Billy Johnson Playground was originally designed in the 1980s by pioneering landscape architect M. Paul Friedberg. Friedberg created New York City’s first adventure-style playground in 1965, and is known for creating custom, site-specific play environments that encourage exploration and imaginative play. With inspiration from the landscapes of Central Park, Friedberg integrated the Park’s rustic features into the playground’s design, incorporating a wooden shelter (reminiscent of the summerhouse nearby in the Dene), plantings and trails, and a kid-size version of Gapstow Bridge.
Over the past few months, the Conservancy has been renovating the space to replace play elements that were lost over time and add new features. Today, visitors will find their favorite play areas, along with brand new elements that will enhance their experience.
What’s new at Billy Johnson Playground
Accessible granite slide
The playground’s most popular feature—and perhaps the most beloved of any Central Park playground—is the 45-foot granite slide that runs along a large outcrop on the northern edge. Most days, lines of children (and some adults) form for a ride down the slide, with playground regulars carrying pieces of cardboard to sit on for added speed. As part of the renovation, the Conservancy added a second granite slide; the new, smaller slide is accessible and can accommodate younger visitors.
While swings were not part of the original design for this playground, the Conservancy added toddler bucket swings in the 1980s in response to community demand. As part of our latest work, we replaced the existing bucket swings and added a new tire swing. Visitors will also find a more extensive rustic pergola in the swing area along with benches for caregivers.
Enhanced water features
The amphitheater of the playground was originally intended to include a water feature, but it was never implemented. Today, the amphitheater features water jets that come up from the ground, and the existing water feature near the stone bridge has also been updated to include a user-activated spray feature.
Still to come: net climber
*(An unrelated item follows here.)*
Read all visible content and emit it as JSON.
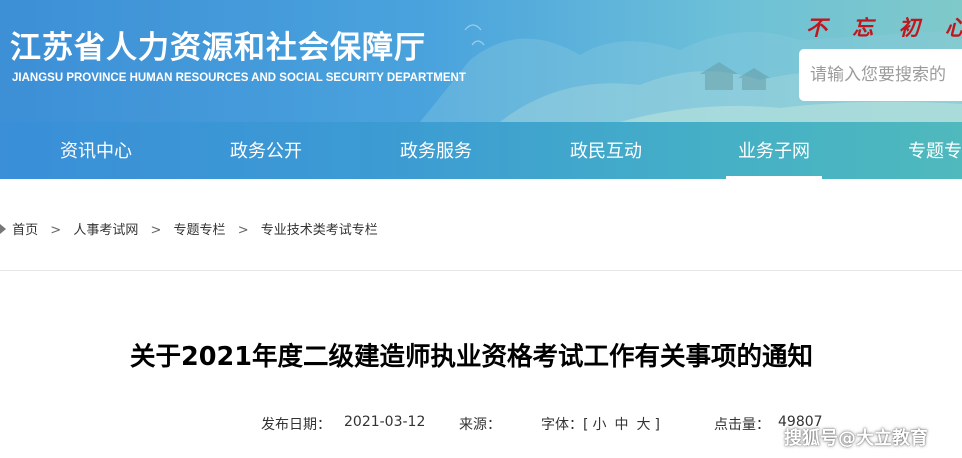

Two custom-designed play features will be added to the sand area on the west side of the playground in early 2019: a play structure with net climbers, slides, and a bridge, designed in collaboration with Friedberg, and a new rustic sand table that includes a water source. The area is open for sand play while these pieces are in production.
Our work on Billy Johnson Playground enhances the rustic character of the space, while improving the experience for today’s visitors. In addition to adding new play features, we also integrated more of the rustic design to the swing area and entrance of the playground, and regraded and repaved the playground and path leading to it from Fifth Avenue to make them wheelchair-accessible. For more details on our work, visit our restoration page.
Restoration and MaintenanceRustic architecture has been an instrumental part of the Park’s design since its creation in 1858, and that tradition continues today.
Tags: Rustic Architecture / History
Restoration and Maintenance
Whether we're improving access or rebuilding infrastructure, the Conservancy works year-round to preserve the Park.
About the Conservancy
Whether you volunteer, donate, advocate, or work with us, or if you simply care for the Park and all it represents, you are part of the Central Park Conservancy. We rescued Central Park years ago and together we continue in its care and stewardship.
Tags: Conservancy Staff / Park Experts / First-Time Visitors
Restoration and MaintenanceAs part of the recent restoration of the Belvedere, the Conservancy sought to solve the problem of heating and cooling the Castle in a sustainable way.
Tags: Park Design